On Friday 1 April 2022, the Gold Coast lost a true friend of sport and local legend.
Daphne Pirie MBE, AO was born Daphne Welch on 12 December 1931. One of eight children – six boys and two girls – Daphne came to love sport at an early age, often crediting her father for her devotion to sports development in retirement.
School sport mostly consisted of air raid drills, but Daphne would swim at the Milton School swimming pool and run at the Exhibition Ground at State Primary School Athletics.
When the Queensland Women’s Amateur Athletic Association re-formed after the war, she began running with purpose.
Serious training began at the age of seventeen when she was sent with a junior team to Sydney by the Mayne Harriers’ Athletic Club in 1948 and by 1955 she held no less than 40 open championships in her state and was unbeaten in all events.
In the early 1950s Daphne and others re-formed the Valley Women’s Hockey Club in Brisbane, which was disbanded during the war, and in her second year in the game she made the state team and by 1955 was in the Australian team.
Collegiately, the women played alongside the Valley men’s team, which had amongst its membership, one strapping young M. Pirie.
Hockey to the core and with Cupid working overtime in goal, Daph’ married Mick in 1958 and they had two children, Robert and David.
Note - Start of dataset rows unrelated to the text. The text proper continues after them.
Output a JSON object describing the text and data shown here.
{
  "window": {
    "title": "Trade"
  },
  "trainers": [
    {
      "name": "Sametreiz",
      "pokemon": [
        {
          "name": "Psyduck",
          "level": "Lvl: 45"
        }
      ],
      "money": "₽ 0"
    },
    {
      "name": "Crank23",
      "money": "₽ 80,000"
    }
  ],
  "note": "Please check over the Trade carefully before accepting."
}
The young family settled on the Gold Coast and founded local business Pirie Doors and the Gold Coast’s first storage shed business before Daphne started playing hockey at Murwillumbah and eventually developed
her lifelong career in sports administration.
She was appointed to the Queensland Olympic Council, becoming its first female vice-president and was founding president of WomenSport Queensland and inaugural recipient of its prestigious Contribution to Sport Award.
For many years Daphne was a director of Gold Coast Events Management – organisers of the Gold Coast Marathon and Pan Pacific Masters Games – and held life memberships with Hockey Australia, Women’s Hockey Australia and Hockey Queensland as well as being a Hockey Queensland Hall of Fame Inductee.
Despite never becoming the sixth Golden Girl, Daphne was honoured with an International Olympic Committee Oceania Award for her efforts in promoting the ideals of Olympism, personally presented to her in Lausanne Switzerland by then-IOC President Jacques Rogge.
She was a long-time board member of the Queensland Academy of Sport and President of the Gold Coast Sporting Hall of Fame since its inception in 1999 until her passing on April Fool’s Day 23 years later, of all days.
One of the city’s most prestigious annual sporting awards – the aptly-named Daphne Pirie Spirit of Sport Medal – is awarded each year to an unsung sports administrator who best exhibits Daphne’s personal qualities of dedication and a long-term love of volunteerism.
Daphne was an enthusiastic supporter of anything that encouraged greater sporting participation by the city’s young people and the building of world-leading sporting infrastructure, and for that alone any Gold Coaster who has ever picked up a hockey stick or a bat or a ball or a set of running spikes owe her an enormous debt of gratitude.
And it was only in the past decade that she met and stared down breast cancer, using her fighting spirit to whack it squarely into the back of the net.
If evangelism had a sporting face, Daph’ was a female Billy Graham – omnipresent at every meeting and breakfast and dinner and awards night that allowed her to preach the gospel of good health, vitality and anything that could help make young sporting dreams come true.
At her 90th birthday party late last year at RACV Royal Pines, Daphne, lipstick rimmed wine glass at the ready, kept her 100 guests spellbound with a 30-minute razor sharp recall of a life well lived – without notes, without prompts, and without regrets.
She spoke of her deep love of family and friends and how sport shapes lives and lives shape sport and how she wouldn’t change a single thing in her life’s magnificent journey.